  3. As in the earlier battle, first kill the gunners, then cut down the other porks. (Feel free to use your newly-acquired grenades to expedite the process.) If you're successful, you'll hear Otoko taunting you from the bridge to the east.
  4. As you attempt to cross the narrow Bridge of Catzad-Dum you're met again by the B'aalhop who blocks your path. Instead of attacking him directly, attack the bridge itself: the narrow stone span will split, sending the monster crashing into the abyss. Go east.
  5. You're now alone with Fugu Otoko, but as you move to attack him he'll jump back, draw a Luger pistol, and prepare to shoot. Use your deflect move and the shot will ricochet back into Otoko's face, dropping him. Collect his pistol and exit south, happy in the knowledge that you've avenged your master.

Postlude

If you're carrying more than four weapons when you leave, Sharkey, the local sheriff, will "threaten to smack you upside the head with a Buick" if you don't sell the extras.

As you're about to leave you again meet the other party of adventurers that you briefly encountered before, and notice that their wizard is missing. "He fell into shadow," explains the Elf; one of the others interjects, "It was his own damn fault. We should have took a right at the Burger King..." You bid them farewell and sail for the Main Hall "via the Bay of Belfalas, the Gulf of Lune, and the Panama Canal."

Finally, the game promises that if you're looking for a big reward, "check out your stats!" Your hardiness and agility scores have been increased two points, your bow ability by 15, and your sword ability by 30.

Reviews
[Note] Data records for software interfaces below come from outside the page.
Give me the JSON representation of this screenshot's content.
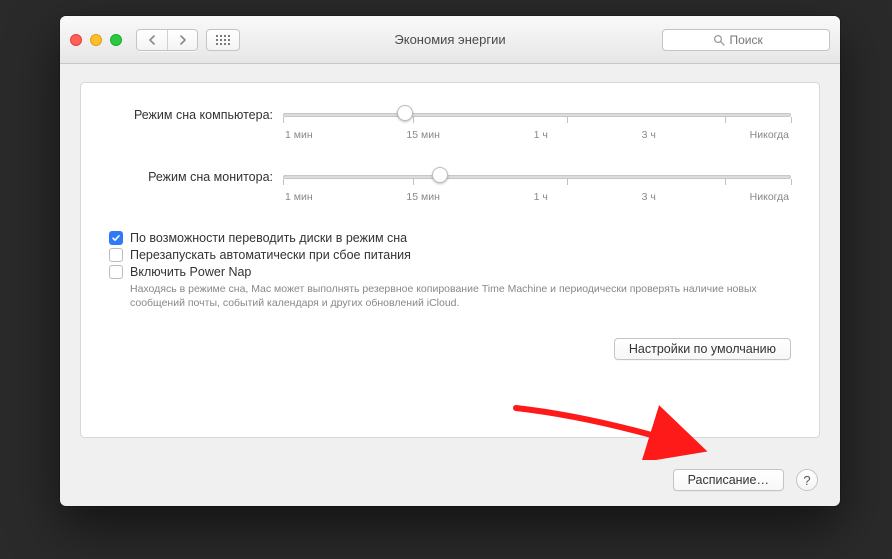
{
  "window": {
    "title": "Экономия энергии"
  },
  "search": {
    "placeholder": "Поиск"
  },
  "sliders": {
    "computer": {
      "label": "Режим сна компьютера:",
      "position_pct": 24
    },
    "display": {
      "label": "Режим сна монитора:",
      "position_pct": 31
    },
    "ticks": {
      "t1": "1 мин",
      "t2": "15 мин",
      "t3": "1 ч",
      "t4": "3 ч",
      "t5": "Никогда"
    }
  },
  "checks": {
    "disks": {
      "label": "По возможности переводить диски в режим сна",
      "checked": true
    },
    "restart": {
      "label": "Перезапускать автоматически при сбое питания",
      "checked": false
    },
    "nap": {
      "label": "Включить Power Nap",
      "checked": false
    }
  },
  "nap_help": "Находясь в режиме сна, Mac может выполнять резервное копирование Time Machine и периодически проверять наличие новых сообщений почты, событий календаря и других обновлений iCloud.",
  "buttons": {
    "defaults": "Настройки по умолчанию",
    "schedule": "Расписание…",
    "help": "?"
  }
}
Pat Hurst gave the adventure a generally favorable review in the December 1988 issue of the EAG Newsletter, calling it "absolute lunacy" and fun to play. Though he noted some minor errors in language and programming, Hurst praised the adventure's humor, length, and detail, and recommended it for hack'n'slash players.

The EAG lists the adventure's average rating as 6.5 based on two reviews.

Location

According to a map by Samurai Cat author Mark Rogers, Catzad-Dum lies in the Play Misty For Me Mountains of Middling Earth, just west of the River Howyaduin.

Trivia

  • The villain Fugu Otoko first appears in Segerlind's The Computer Club of Fear, released three months before Catzad-Dum.
  • The "mysterious tongue" used in the inscriptions throughout Catzad-Dum is Pig Latin.
  • The other party that the adventurer briefly encounters traveling through the mines is Gandalf and his companions from The Fellowship of the Ring.
  • The MP 40 ("Schmeisser") submachine gun carried by many of the porks was one of the primary firearms used by Germany in World War II.
  • The name of the B'aalhop is a play on the word bellhop.
  • Dick Van Patten (1928–2015), depicted in a mural being devoured by a horde of mutant shrimp, was an American comic actor best known for his role in the TV series Eight Is Enough.
  • Edwin Meese, shown wielding a censor stamp, was President Ronald Reagan's Attorney General from 1985 to 1988.

Gallery

External links